Exactly as given, output all the records that follow.

(Supplied records)

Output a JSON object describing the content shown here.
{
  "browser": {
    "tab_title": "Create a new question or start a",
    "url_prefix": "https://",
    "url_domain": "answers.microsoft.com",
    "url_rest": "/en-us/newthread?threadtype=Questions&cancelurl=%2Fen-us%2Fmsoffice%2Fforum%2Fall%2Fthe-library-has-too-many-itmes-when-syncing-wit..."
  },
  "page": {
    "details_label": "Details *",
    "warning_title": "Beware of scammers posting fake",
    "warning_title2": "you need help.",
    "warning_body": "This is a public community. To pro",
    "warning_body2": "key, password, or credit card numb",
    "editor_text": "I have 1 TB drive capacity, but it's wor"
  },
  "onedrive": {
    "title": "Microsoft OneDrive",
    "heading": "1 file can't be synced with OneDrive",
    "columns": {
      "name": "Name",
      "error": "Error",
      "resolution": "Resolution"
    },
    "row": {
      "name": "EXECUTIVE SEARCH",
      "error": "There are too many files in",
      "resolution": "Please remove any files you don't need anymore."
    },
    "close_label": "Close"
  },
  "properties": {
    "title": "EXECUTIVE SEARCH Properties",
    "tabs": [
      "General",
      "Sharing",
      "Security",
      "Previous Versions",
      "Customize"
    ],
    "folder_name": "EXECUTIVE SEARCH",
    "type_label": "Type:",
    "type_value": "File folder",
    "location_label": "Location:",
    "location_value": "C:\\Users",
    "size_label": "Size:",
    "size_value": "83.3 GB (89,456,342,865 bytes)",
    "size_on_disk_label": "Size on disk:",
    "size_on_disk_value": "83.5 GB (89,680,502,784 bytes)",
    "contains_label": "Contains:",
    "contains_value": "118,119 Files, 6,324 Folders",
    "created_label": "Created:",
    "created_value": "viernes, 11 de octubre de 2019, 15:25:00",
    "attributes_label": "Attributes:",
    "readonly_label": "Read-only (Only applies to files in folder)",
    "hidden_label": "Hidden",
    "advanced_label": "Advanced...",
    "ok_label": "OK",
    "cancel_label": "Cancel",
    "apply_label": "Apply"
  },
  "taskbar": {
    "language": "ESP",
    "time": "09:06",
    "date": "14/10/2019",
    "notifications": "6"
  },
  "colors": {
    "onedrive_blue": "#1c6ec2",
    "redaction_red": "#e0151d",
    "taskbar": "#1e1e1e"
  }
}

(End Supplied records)

*Response*.
Output a JSON object describing the content shown here.
{
  "browser": {
    "tab_title": "Create a new question or start a",
    "url_prefix": "https://",
    "url_domain": "answers.microsoft.com",
    "url_rest": "/en-us/newthread?threadtype=Questions&cancelurl=%2Fen-us%2Fmsoffice%2Fforum%2Fall%2Fthe-library-has-too-many-itmes-when-syncing-wit..."
  },
  "page": {
    "details_label": "Details *",
    "warning_title": "Beware of scammers posting fake",
    "warning_title2": "you need help.",
    "warning_body": "This is a public community. To pro",
    "warning_body2": "key, password, or credit card numb",
    "editor_text": "I have 1 TB drive capacity, but it's wor"
  },
  "onedrive": {
    "title": "Microsoft OneDrive",
    "heading": "1 file can't be synced with OneDrive",
    "columns": {
      "name": "Name",
      "error": "Error",
      "resolution": "Resolution"
    },
    "row": {
      "name": "EXECUTIVE SEARCH",
      "error": "There are too many files in",
      "resolution": "Please remove any files you don't need anymore."
    },
    "close_label": "Close"
  },
  "properties": {
    "title": "EXECUTIVE SEARCH Properties",
    "tabs": [
      "General",
      "Sharing",
      "Security",
      "Previous Versions",
      "Customize"
    ],
    "folder_name": "EXECUTIVE SEARCH",
    "type_label": "Type:",
    "type_value": "File folder",
    "location_label": "Location:",
    "location_value": "C:\\Users",
    "size_label": "Size:",
    "size_value": "83.3 GB (89,456,342,865 bytes)",
    "size_on_disk_label": "Size on disk:",
    "size_on_disk_value": "83.5 GB (89,680,502,784 bytes)",
    "contains_label": "Contains:",
    "contains_value": "118,119 Files, 6,324 Folders",
    "created_label": "Created:",
    "created_value": "viernes, 11 de octubre de 2019, 15:25:00",
    "attributes_label": "Attributes:",
    "readonly_label": "Read-only (Only applies to files in folder)",
    "hidden_label": "Hidden",
    "advanced_label": "Advanced...",
    "ok_label": "OK",
    "cancel_label": "Cancel",
    "apply_label": "Apply"
  },
  "taskbar": {
    "language": "ESP",
    "time": "09:06",
    "date": "14/10/2019",
    "notifications": "6"
  },
  "colors": {
    "onedrive_blue": "#1c6ec2",
    "redaction_red": "#e0151d",
    "taskbar": "#1e1e1e"
  }
}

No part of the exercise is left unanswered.